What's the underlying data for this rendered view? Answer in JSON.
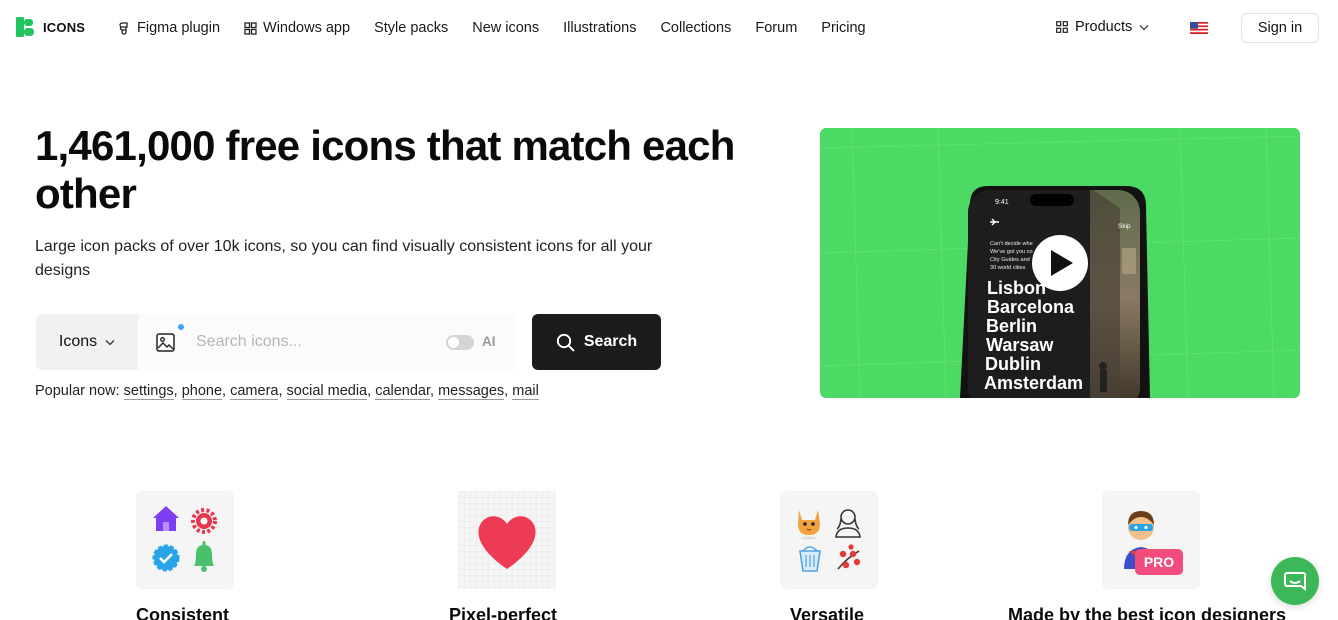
{
  "header": {
    "logo_text": "ICONS",
    "nav": [
      {
        "label": "Figma plugin",
        "icon": "figma-icon"
      },
      {
        "label": "Windows app",
        "icon": "windows-icon"
      },
      {
        "label": "Style packs"
      },
      {
        "label": "New icons"
      },
      {
        "label": "Illustrations"
      },
      {
        "label": "Collections"
      },
      {
        "label": "Forum"
      },
      {
        "label": "Pricing"
      }
    ],
    "products_label": "Products",
    "language_flag": "us-flag-icon",
    "signin_label": "Sign in"
  },
  "hero": {
    "title": "1,461,000 free icons that match each other",
    "subtitle": "Large icon packs of over 10k icons, so you can find visually consistent icons for all your designs"
  },
  "search": {
    "type_label": "Icons",
    "placeholder": "Search icons...",
    "ai_label": "AI",
    "ai_enabled": false,
    "button_label": "Search"
  },
  "popular": {
    "label": "Popular now:",
    "items": [
      "settings",
      "phone",
      "camera",
      "social media",
      "calendar",
      "messages",
      "mail"
    ]
  },
  "video": {
    "phone_time": "9:41",
    "skip_label": "Skip",
    "intro_lines": [
      "Can't decide whe",
      "We've got you co",
      "City Guides and",
      "30 world cities"
    ],
    "cities": [
      "Lisbon",
      "Barcelona",
      "Berlin",
      "Warsaw",
      "Dublin",
      "Amsterdam"
    ],
    "background_color": "#4cd964"
  },
  "features": [
    {
      "title": "Consistent",
      "icons": [
        "house-icon",
        "gear-icon",
        "verified-badge-icon",
        "bell-icon"
      ]
    },
    {
      "title": "Pixel-perfect",
      "icons": [
        "heart-icon"
      ]
    },
    {
      "title": "Versatile",
      "icons": [
        "cat-icon",
        "person-outline-icon",
        "basket-icon",
        "cherry-blossom-icon"
      ]
    },
    {
      "title": "Made by the best icon designers",
      "icons": [
        "superhero-icon"
      ],
      "badge": "PRO"
    }
  ],
  "colors": {
    "brand_green": "#22c55e",
    "search_button": "#1c1c1c",
    "chat_button": "#3db858"
  }
}
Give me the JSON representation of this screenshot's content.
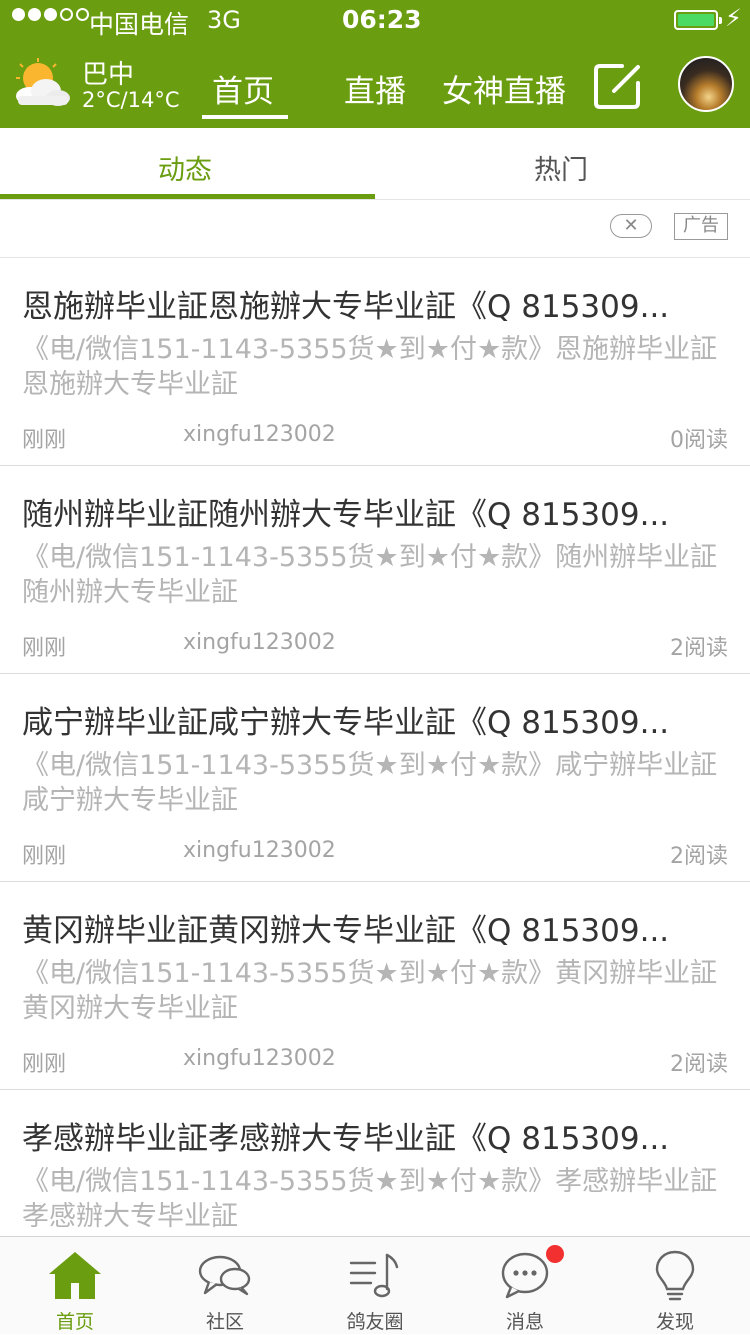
{
  "status_bar": {
    "carrier": "中国电信",
    "network": "3G",
    "time": "06:23",
    "signal_bars_filled": 3,
    "signal_bars_total": 5,
    "battery_level": 1.0,
    "battery_color": "#4cd964"
  },
  "header": {
    "background_color": "#6a9d0f",
    "weather": {
      "icon": "partly-cloudy-icon",
      "city": "巴中",
      "temperature": "2°C/14°C"
    },
    "tabs": [
      {
        "label": "首页",
        "active": true
      },
      {
        "label": "直播",
        "active": false
      },
      {
        "label": "女神直播",
        "active": false
      }
    ],
    "compose_icon": "compose-icon",
    "avatar_icon": "avatar"
  },
  "sub_tabs": [
    {
      "label": "动态",
      "active": true
    },
    {
      "label": "热门",
      "active": false
    }
  ],
  "ad": {
    "close_glyph": "✕",
    "badge": "广告"
  },
  "posts": [
    {
      "title": "恩施辦毕业証恩施辦大专毕业証《Q 815309...",
      "summary": "《电/微信151-1143-5355货★到★付★款》恩施辦毕业証恩施辦大专毕业証",
      "time": "刚刚",
      "author": "xingfu123002",
      "reads": "0阅读"
    },
    {
      "title": "随州辦毕业証随州辦大专毕业証《Q 815309...",
      "summary": "《电/微信151-1143-5355货★到★付★款》随州辦毕业証随州辦大专毕业証",
      "time": "刚刚",
      "author": "xingfu123002",
      "reads": "2阅读"
    },
    {
      "title": "咸宁辦毕业証咸宁辦大专毕业証《Q 815309...",
      "summary": "《电/微信151-1143-5355货★到★付★款》咸宁辦毕业証咸宁辦大专毕业証",
      "time": "刚刚",
      "author": "xingfu123002",
      "reads": "2阅读"
    },
    {
      "title": "黄冈辦毕业証黄冈辦大专毕业証《Q 815309...",
      "summary": "《电/微信151-1143-5355货★到★付★款》黄冈辦毕业証黄冈辦大专毕业証",
      "time": "刚刚",
      "author": "xingfu123002",
      "reads": "2阅读"
    },
    {
      "title": "孝感辦毕业証孝感辦大专毕业証《Q 815309...",
      "summary": "《电/微信151-1143-5355货★到★付★款》孝感辦毕业証孝感辦大专毕业証",
      "time": "",
      "author": "",
      "reads": ""
    }
  ],
  "tab_bar": [
    {
      "label": "首页",
      "icon": "home-icon",
      "active": true
    },
    {
      "label": "社区",
      "icon": "chat-bubbles-icon",
      "active": false
    },
    {
      "label": "鸽友圈",
      "icon": "music-list-icon",
      "active": false
    },
    {
      "label": "消息",
      "icon": "message-icon",
      "active": false,
      "badge": true
    },
    {
      "label": "发现",
      "icon": "lightbulb-icon",
      "active": false
    }
  ],
  "colors": {
    "accent": "#6a9d0f",
    "muted_text": "#b5b5b5",
    "badge_red": "#f23030"
  }
}
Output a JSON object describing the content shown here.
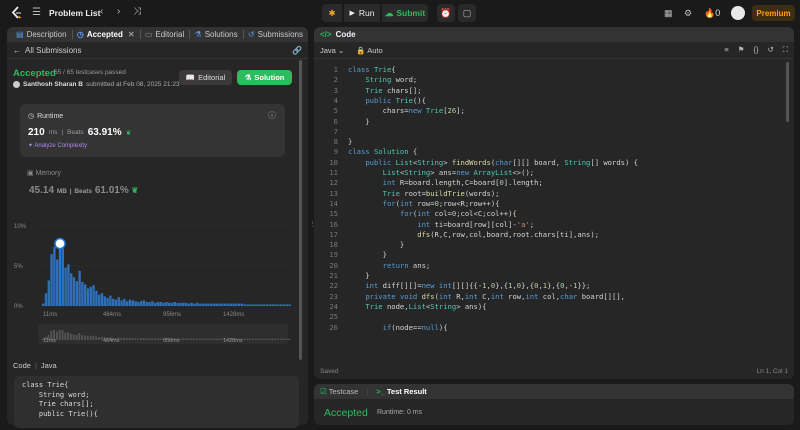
{
  "topbar": {
    "problem_list": "Problem List",
    "run": "Run",
    "submit": "Submit",
    "streak": "0",
    "premium": "Premium"
  },
  "left": {
    "tabs": [
      "Description",
      "Accepted",
      "Editorial",
      "Solutions",
      "Submissions"
    ],
    "all_submissions": "All Submissions",
    "status": "Accepted",
    "passed": "65 / 65 testcases passed",
    "user": "Santhosh Sharan B",
    "submitted": "submitted at Feb 08, 2025 21:23",
    "editorial_btn": "Editorial",
    "solution_btn": "Solution",
    "runtime_label": "Runtime",
    "runtime_value": "210",
    "runtime_unit": "ms",
    "beats_label": "Beats",
    "runtime_pct": "63.91%",
    "analyze": "Analyze Complexity",
    "memory_label": "Memory",
    "memory_value": "45.14",
    "memory_unit": "MB",
    "memory_pct": "61.01%",
    "code_label": "Code",
    "lang": "Java",
    "code_preview": "class Trie{\n    String word;\n    Trie chars[];\n    public Trie(){"
  },
  "chart_data": {
    "type": "bar",
    "ylabels": [
      "10%",
      "5%",
      "0%"
    ],
    "xlabels": [
      "11ms",
      "484ms",
      "956ms",
      "1428ms"
    ],
    "mini_xlabels": [
      "11ms",
      "484ms",
      "956ms",
      "1428ms"
    ],
    "values": [
      0.3,
      1.6,
      3.2,
      6.5,
      7.4,
      5.8,
      8.3,
      7.2,
      4.8,
      5.2,
      4.1,
      3.6,
      3.1,
      4.4,
      3.0,
      2.7,
      2.2,
      2.4,
      2.6,
      1.9,
      1.4,
      1.6,
      1.2,
      1.0,
      1.3,
      0.9,
      0.8,
      1.1,
      0.7,
      0.9,
      0.6,
      0.8,
      0.7,
      0.6,
      0.5,
      0.6,
      0.7,
      0.5,
      0.5,
      0.6,
      0.4,
      0.5,
      0.5,
      0.4,
      0.5,
      0.4,
      0.4,
      0.5,
      0.4,
      0.4,
      0.4,
      0.4,
      0.3,
      0.4,
      0.3,
      0.4,
      0.3,
      0.3,
      0.3,
      0.3,
      0.3,
      0.3,
      0.3,
      0.3,
      0.3,
      0.3,
      0.3,
      0.3,
      0.3,
      0.3,
      0.3,
      0.3,
      0.2,
      0.2,
      0.2,
      0.2,
      0.2,
      0.2,
      0.2,
      0.2,
      0.2,
      0.2,
      0.2,
      0.2,
      0.2,
      0.2,
      0.2,
      0.2,
      0.2,
      0.2,
      0.2,
      0.2,
      0.2,
      0.2,
      0.2
    ],
    "ymax": 10,
    "highlight_index": 6
  },
  "right": {
    "code_tab": "Code",
    "lang": "Java",
    "mode": "Auto",
    "status_left": "Saved",
    "status_right": "Ln 1, Col 1",
    "lines": [
      "class Trie{",
      "    String word;",
      "    Trie chars[];",
      "    public Trie(){",
      "        chars=new Trie[26];",
      "    }",
      "",
      "}",
      "class Solution {",
      "    public List<String> findWords(char[][] board, String[] words) {",
      "        List<String> ans=new ArrayList<>();",
      "        int R=board.length,C=board[0].length;",
      "        Trie root=buildTrie(words);",
      "        for(int row=0;row<R;row++){",
      "            for(int col=0;col<C;col++){",
      "                int ti=board[row][col]-'a';",
      "                dfs(R,C,row,col,board,root.chars[ti],ans);",
      "            }",
      "        }",
      "        return ans;",
      "    }",
      "    int diff[][]=new int[][]{{-1,0},{1,0},{0,1},{0,-1}};",
      "    private void dfs(int R,int C,int row,int col,char board[][],",
      "    Trie node,List<String> ans){",
      "",
      "        if(node==null){"
    ]
  },
  "bottom": {
    "testcase": "Testcase",
    "result": "Test Result",
    "status": "Accepted",
    "runtime": "Runtime: 0 ms"
  }
}
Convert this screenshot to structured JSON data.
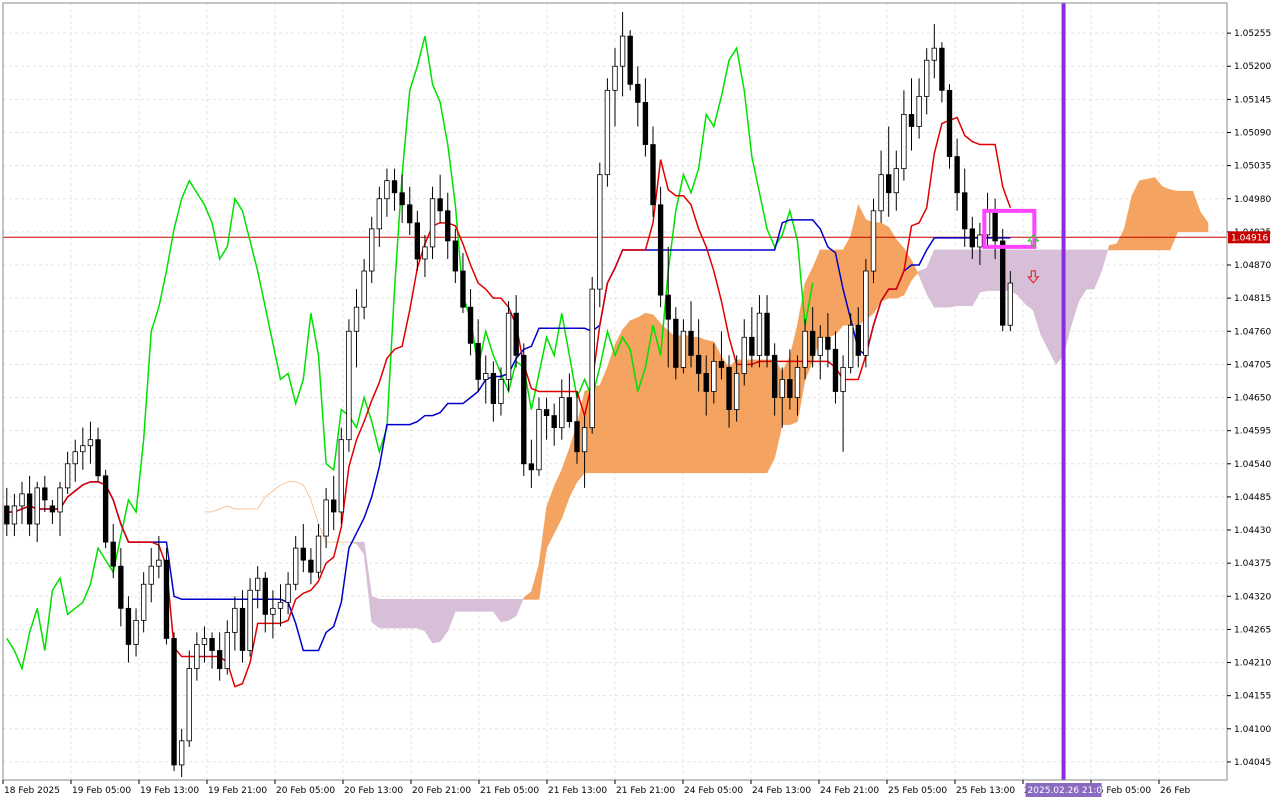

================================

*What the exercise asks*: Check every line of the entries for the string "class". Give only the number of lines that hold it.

*Answer space*: 3